After all, we are in the so-called “Age of Aquarius” the “Modern Age” also known as the “Information Age” and the “Leisure Age” where people have the time to meditate and think about that there must be a “higher purpose” in life that will also be “fun”!
As someone involved in Kiruv Rechokim for over 40 years I state without any doubt that these people are “Baalei Teshuva (BT) in Reverse” meaning they are going through the same angst, questioning, existential loneliness with a search for community that will accept and understand them, and a need for higher meaning and purpose that secular Jews feel when they come searching for Torah true Judaism even though they are not consciously aware of every last motivational force, including Hashgocha Protis (“Divine Providence”).

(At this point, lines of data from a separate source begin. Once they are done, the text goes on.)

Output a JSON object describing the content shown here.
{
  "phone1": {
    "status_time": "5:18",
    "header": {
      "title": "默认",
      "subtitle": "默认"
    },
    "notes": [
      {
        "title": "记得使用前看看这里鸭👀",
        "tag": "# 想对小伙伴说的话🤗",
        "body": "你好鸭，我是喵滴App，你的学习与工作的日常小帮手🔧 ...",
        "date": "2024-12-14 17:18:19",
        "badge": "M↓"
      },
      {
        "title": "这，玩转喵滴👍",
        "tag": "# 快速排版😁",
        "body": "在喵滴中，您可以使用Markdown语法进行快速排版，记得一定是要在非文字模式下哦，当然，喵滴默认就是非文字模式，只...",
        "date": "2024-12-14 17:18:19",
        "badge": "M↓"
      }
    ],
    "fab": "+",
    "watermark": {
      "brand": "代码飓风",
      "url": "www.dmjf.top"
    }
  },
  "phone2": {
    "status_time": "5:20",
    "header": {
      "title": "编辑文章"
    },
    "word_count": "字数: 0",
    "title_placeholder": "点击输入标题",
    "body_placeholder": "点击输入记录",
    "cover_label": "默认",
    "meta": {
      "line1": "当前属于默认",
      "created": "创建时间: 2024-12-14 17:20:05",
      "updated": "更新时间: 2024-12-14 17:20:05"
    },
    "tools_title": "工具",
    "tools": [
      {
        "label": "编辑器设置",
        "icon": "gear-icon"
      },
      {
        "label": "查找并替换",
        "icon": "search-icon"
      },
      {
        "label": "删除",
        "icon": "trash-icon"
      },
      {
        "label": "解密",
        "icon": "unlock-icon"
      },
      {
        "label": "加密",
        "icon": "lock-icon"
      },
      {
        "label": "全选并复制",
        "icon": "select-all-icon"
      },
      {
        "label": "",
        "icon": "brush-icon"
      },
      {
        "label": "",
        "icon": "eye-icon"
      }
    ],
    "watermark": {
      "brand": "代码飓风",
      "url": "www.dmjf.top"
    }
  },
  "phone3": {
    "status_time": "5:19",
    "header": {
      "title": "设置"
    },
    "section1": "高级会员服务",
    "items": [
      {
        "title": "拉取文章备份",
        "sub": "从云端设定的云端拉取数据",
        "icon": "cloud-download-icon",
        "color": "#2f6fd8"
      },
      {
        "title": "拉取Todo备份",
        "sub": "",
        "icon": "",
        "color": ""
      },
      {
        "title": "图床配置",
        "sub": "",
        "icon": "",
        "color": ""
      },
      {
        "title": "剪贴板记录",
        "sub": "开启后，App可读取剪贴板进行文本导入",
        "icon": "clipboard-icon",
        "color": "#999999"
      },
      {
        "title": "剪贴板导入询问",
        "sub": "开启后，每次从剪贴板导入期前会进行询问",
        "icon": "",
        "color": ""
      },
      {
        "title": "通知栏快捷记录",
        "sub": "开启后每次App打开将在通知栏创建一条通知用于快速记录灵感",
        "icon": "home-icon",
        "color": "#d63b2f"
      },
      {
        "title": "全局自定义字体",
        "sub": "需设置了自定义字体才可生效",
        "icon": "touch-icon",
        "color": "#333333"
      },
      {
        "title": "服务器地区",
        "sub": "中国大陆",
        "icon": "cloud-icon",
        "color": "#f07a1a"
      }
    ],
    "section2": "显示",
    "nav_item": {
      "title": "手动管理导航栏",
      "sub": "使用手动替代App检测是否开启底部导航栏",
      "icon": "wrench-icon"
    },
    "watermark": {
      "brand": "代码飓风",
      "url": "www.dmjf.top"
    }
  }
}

The folks who join Footsteps and the kids who leave Orthodoxy are on the same exact highway of those folks and kids who are coming into Orthodoxy but they are travelling in opposite directions on the same highway of a search for meaning, identity and community and for a higher purpose that they are not finding in their prior lives.
In both cases, for BTs and OTDs, it is the failure to understand them and communicate with them in the unique “language” of today’s day and age and not to see them as “just like” Korach or like the rebels of previous times. These are not “crazies” or “rebels” but rather these are people searching for something more in life, if only they could find people who speak their language and understand the unique condition of modern man and woman in the 21st century.
To be continued…